Sprouting is possibly the easiest way to grow your own fresh produce. It also provides fast results, with crops ready to harvest in as little as four days. To help you make the most of your Kitchen Sprouter and sprouts we have put together a list of FAQ
How many seeds should I put in each tray of the Sprouter?
Only a spoonful or two. You don’t want to overfill the tray as it will restrict air flow and can spoil the harvest. The seeds will also swell up significantly as they germinate and take up more space.
My Sprouter isn’t draining properly, what should I do?
The Sprouter outlet caps may be too tight after production. Jiggle them a bit or remove them and put them back a few times to loosen them up. Also make sure you add enough water when rinsing your sprouts. You want the water to cover the cap completely for siphoning action to start.
My sprouts seem to be growing what looks like white mould. Is it?
What you might think of as mould could, in fact, be very fine hair roots. Some seed varieties grow these roots particularly if they dry out a bit - as an effort for the plant to find more moisture. So if the sprouts smell fine, and the 'mould' is white and not grey or green, then it's just the fine root systems!
My sprouts have quite a strong smell, is that normal?
You may notice an odour in the first couple of days when some seeds (e.g. broccoli and other brassicas) are sprouting. A slight odour is nothing to worry about, but to minimise it, water more frequently and be sure to empty the bottom tray regularly.
Is the Sprouter BPA free plastic?
The Sprouter is polystyrene (#6 plastic) which is not BPA free plastic. As it does not get heated at any point of its usage, BPA cannot leak out of the plastic. BPA is of concern in items like baby bottles that get heated up.
Can I grow sprouts all year round?

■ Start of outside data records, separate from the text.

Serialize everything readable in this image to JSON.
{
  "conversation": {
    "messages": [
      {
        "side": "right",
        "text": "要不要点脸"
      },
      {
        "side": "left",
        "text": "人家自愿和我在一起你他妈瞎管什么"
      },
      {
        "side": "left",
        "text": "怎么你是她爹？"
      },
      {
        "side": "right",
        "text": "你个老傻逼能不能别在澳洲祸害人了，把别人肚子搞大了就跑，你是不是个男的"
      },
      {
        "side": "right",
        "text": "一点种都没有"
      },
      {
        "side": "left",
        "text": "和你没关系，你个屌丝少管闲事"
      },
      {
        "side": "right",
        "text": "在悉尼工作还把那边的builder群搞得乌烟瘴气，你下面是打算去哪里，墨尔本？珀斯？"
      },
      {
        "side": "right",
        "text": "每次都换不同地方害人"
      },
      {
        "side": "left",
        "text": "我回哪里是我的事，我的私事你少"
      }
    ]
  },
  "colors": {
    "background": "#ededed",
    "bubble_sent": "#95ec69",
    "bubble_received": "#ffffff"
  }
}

Yes you can! Only note that very cold or very humid weather is not ideal, so in winter find a warm spot for your sprouter, and avoid the most humid months in the hot northern regions.
When should I harvest my sprouts?
This is largely dependent on personal preference – some like to eat them as soon as they start to germinate, others like a bit higher plant-to-seed ratio. However, the larger the seed, the less growth you would usually want. This is mainly because the large seeded varieties like Snow Pea start to grow fairly large roots very quickly and often the roots can be the least appetising part of the plant. But if you like the more mature shoots of for example Snow Peas or Wheatgrass, grow them in a Microgreens tray where you can cut off the seed and root and only eat the shoot. The next section will take you through growing Microgreens in more detail.
Can I grow normal garden seeds as sprouts?
Normal garden seed varieties do not go through microbiological testing like the Sprouts Alive seeds do. This testing is important because you will consume both the plant and the seed itself, and we want to ensure the seeds don’t carry pathogens like salmonella or e-coli. However, you can grow normal garden seeds as microgreens, as then you will consume just the plant and not the seed.
Can I feed sprouts to animals?
Yes indeed you can! Sprouts are just as healthy and delicious for animals as they are to humans. Particularly birds like budgies and chickens absolutely love all types of sprouts. For dogs we recommend varieties like clover, alfalfa, broccoli, lentils & mung beans. Just grind the sprouts in a food processor before mixing them into the dog food. We all know that cats love cat grass but wheatgrass is also good for them. If your cat won’t eat the wheat as sprouts (seed and all), grow them as microgreens so they can chew on the leaves. Wheatgrass is also excellent for little critters like rabbits, hamsters and guinea pigs.